● Directions
The lines below that include the word "Quantity" are to be reported.

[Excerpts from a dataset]
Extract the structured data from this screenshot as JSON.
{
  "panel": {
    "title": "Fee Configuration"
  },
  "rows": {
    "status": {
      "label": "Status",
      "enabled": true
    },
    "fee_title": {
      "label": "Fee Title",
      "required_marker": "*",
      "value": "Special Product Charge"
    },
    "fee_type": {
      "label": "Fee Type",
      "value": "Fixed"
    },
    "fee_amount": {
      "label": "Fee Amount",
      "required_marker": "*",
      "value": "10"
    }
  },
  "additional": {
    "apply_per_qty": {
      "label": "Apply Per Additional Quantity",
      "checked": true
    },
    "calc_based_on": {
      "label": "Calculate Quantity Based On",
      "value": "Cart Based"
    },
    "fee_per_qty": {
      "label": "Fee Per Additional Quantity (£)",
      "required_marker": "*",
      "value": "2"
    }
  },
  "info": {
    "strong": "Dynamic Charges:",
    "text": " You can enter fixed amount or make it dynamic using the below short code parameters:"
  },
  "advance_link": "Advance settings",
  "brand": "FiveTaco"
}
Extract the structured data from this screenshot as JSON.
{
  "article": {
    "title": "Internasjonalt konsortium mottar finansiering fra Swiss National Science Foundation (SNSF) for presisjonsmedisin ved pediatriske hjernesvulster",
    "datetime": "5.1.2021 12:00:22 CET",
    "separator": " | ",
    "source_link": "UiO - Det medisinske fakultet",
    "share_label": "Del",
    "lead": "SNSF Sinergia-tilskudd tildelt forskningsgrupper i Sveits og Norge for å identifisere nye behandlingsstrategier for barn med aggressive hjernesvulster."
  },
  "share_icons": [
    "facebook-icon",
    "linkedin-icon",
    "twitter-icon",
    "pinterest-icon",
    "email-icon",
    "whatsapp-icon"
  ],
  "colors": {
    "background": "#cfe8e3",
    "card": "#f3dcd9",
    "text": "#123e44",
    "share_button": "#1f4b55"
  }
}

● Response box
      "label": "Apply Per Additional Quantity",
      "label": "Calculate Quantity Based On",
      "label": "Fee Per Additional Quantity (£)",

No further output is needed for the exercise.